One great category of outdoor games is giant games. Many of your favorite board games can be played outside in plus-size format. The larger size of Jenga adds an element of danger and a lot more pressure.
Though you can purchase giant jenga games online, I recommend building your own. If you build your own Jenga set, you can make them the exact size you want and can add some layers of paint to make it unique.
However, when building your own, make sure each piece is as uniform as possible, or else the game won’t work.
In case you’ve never played this reverse-building-block game, here’s how it works. You stack the wooden pieces together in rows of three. Then, each player takes turns trying to remove one piece at a time. Whoever knocks down the tower loses that round.
Chess is the perfect mix of strategy and creative thinking.
Chess is a complicated game, so I won’t explain all the rules here. However, you’re using several pieces, such as the king, queen, knight, bishop, rook, and pawns, to move across the board and take out the other player’s pieces.
The first player to kill the opponent’s king wins!
You might think that chess is only a two player game and a game typically played indoors. However, with a giant chess set that all changes. The game can then be moved outside where there’s more space, and teams can work together to develop a strategy.
Another way to involve a group would be to set up a chess tournament. (Though I recommend playing speed chess if you choose this option.)
Inflatable dice are portable, lightweight, and extremely fun.

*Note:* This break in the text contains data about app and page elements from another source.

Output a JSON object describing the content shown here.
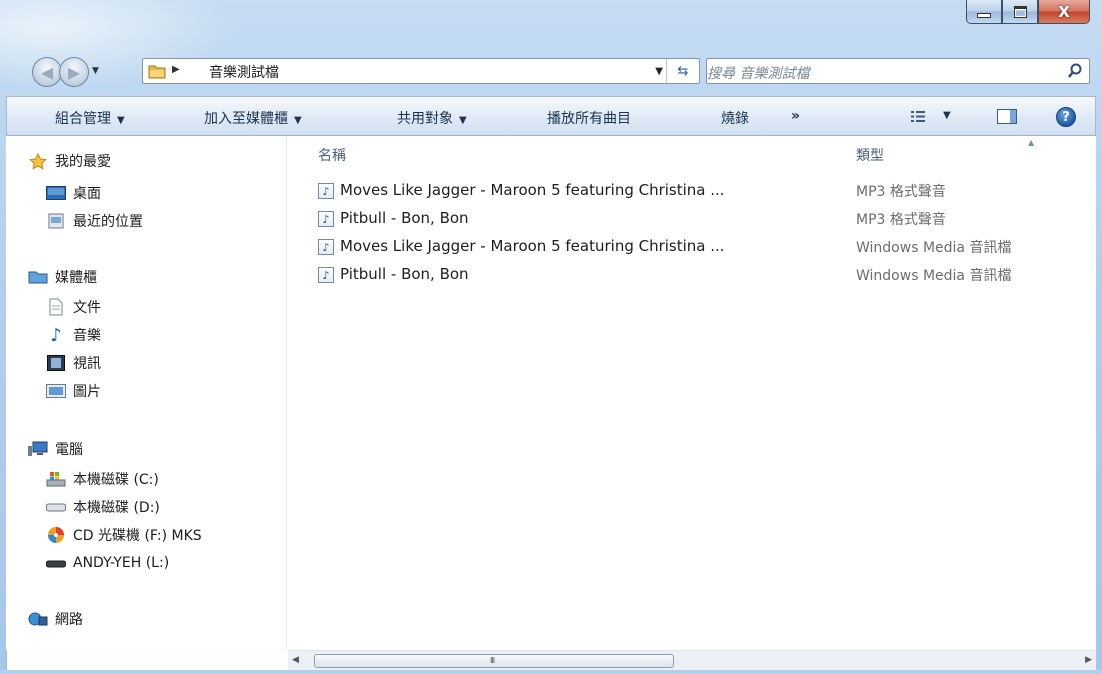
{
  "window": {
    "minimize_label": "_",
    "close_label": "X"
  },
  "address": {
    "separator": "▶",
    "path": "音樂測試檔"
  },
  "search": {
    "placeholder": "搜尋 音樂測試檔"
  },
  "commands": {
    "organize": "組合管理",
    "add_to_library": "加入至媒體櫃",
    "share": "共用對象",
    "play_all": "播放所有曲目",
    "burn": "燒錄",
    "more": "»"
  },
  "sidebar": {
    "favorites": {
      "label": "我的最愛",
      "items": [
        {
          "label": "桌面"
        },
        {
          "label": "最近的位置"
        }
      ]
    },
    "libraries": {
      "label": "媒體櫃",
      "items": [
        {
          "label": "文件"
        },
        {
          "label": "音樂"
        },
        {
          "label": "視訊"
        },
        {
          "label": "圖片"
        }
      ]
    },
    "computer": {
      "label": "電腦",
      "items": [
        {
          "label": "本機磁碟 (C:)"
        },
        {
          "label": "本機磁碟 (D:)"
        },
        {
          "label": "CD 光碟機 (F:) MKS"
        },
        {
          "label": "ANDY-YEH (L:)"
        }
      ]
    },
    "network": {
      "label": "網路"
    }
  },
  "columns": {
    "name": "名稱",
    "type": "類型"
  },
  "files": [
    {
      "name": "Moves Like Jagger - Maroon 5 featuring Christina ...",
      "type": "MP3 格式聲音"
    },
    {
      "name": "Pitbull - Bon, Bon",
      "type": "MP3 格式聲音"
    },
    {
      "name": "Moves Like Jagger - Maroon 5 featuring Christina ...",
      "type": "Windows Media 音訊檔"
    },
    {
      "name": "Pitbull - Bon, Bon",
      "type": "Windows Media 音訊檔"
    }
  ],
  "scrollbar": {
    "grip": "III"
  },
  "help": {
    "label": "?"
  },
  "colors": {
    "frame": "#b3cfee",
    "accent": "#1a4f96",
    "type_text": "#6d6d6d"
  }
}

Once you find a set of giant dice, there are several games you can play. Farkle is one of my family’s favorites. For giant farkle, you should work in pairs. You’ll need five dice for this game.
On their turn, each pair will throw the five dice. They may then set aside pointers and roll the rest. At some point, players must decide when to stop. If you roll no pointers, your turn is over and you lose your points.
As far as finding giant dice, you can buy inflatable dice, wooden dice, foam dice, or even make your own cloth dice.
16. Ultimate Frisbee
Action-packed and easy to play, there’s a reason people love ultimate frisbee.
If your gathering is in a large space, consider a quick round of ultimate. This game involves two teams trying to get the frisbee across the field into the other team’s goal. Players aren’t allowed to run with the frisbee, so must pass it back and forth between players to get across the field.
Frisbee is a sport that doesn’t require contact between players (no tackling!), though it can get quite competitive. Even if you aren’t usually great at sports, ultimate frisbee is fun even if you only catch the frisbee half the times it’s thrown to you. The game is so fast-paced and action-packed that no one will even notice.
Another great pickup game, all you need for kickball is a ball.
Kickball is reminiscent of baseball, but it’s easier to play without the proper equipment and field. All you need is a ball and a marker for the bases.
Two teams compete to make the most home-runs. One team plays the field while the other team kicks. After kicking, the player must run to the first base. Once the next kick happens, the first player runs to second base while the first runs to first, and so on.
Meanwhile, the team in the field tries to get three outs by catching the ball in the air or picking it up and tagging out a player before they can reach the base.
Perfect for beaches or parks, volleyball is a favorite group game.
Volleyball also needed to make this list, though it does require a net. However, if your get-together is happening at a park or beach, there’s almost certainly a net nearby you can use.
Teams volley the ball back and forth over the net, getting points if the opposing team drops the ball or hits it out of bounds.
Though there is more to volleyball than this simplified explanation, it is an easy game for beginners who just need to know that they should hit the ball over the net. It’s a fun team sport and it’s nearly impossible for anyone not to get involved and excited.
More Outdoor Game Ideas for Large Groups
- Simon Says – Simon Says is a longtime classic and can be played anywhere. Players must touch their nose until ‘Simon Says’ do another action. If someone does the other action without ‘Simon Says’, then that person is out.
- Red Light Green Light or Mother, May I?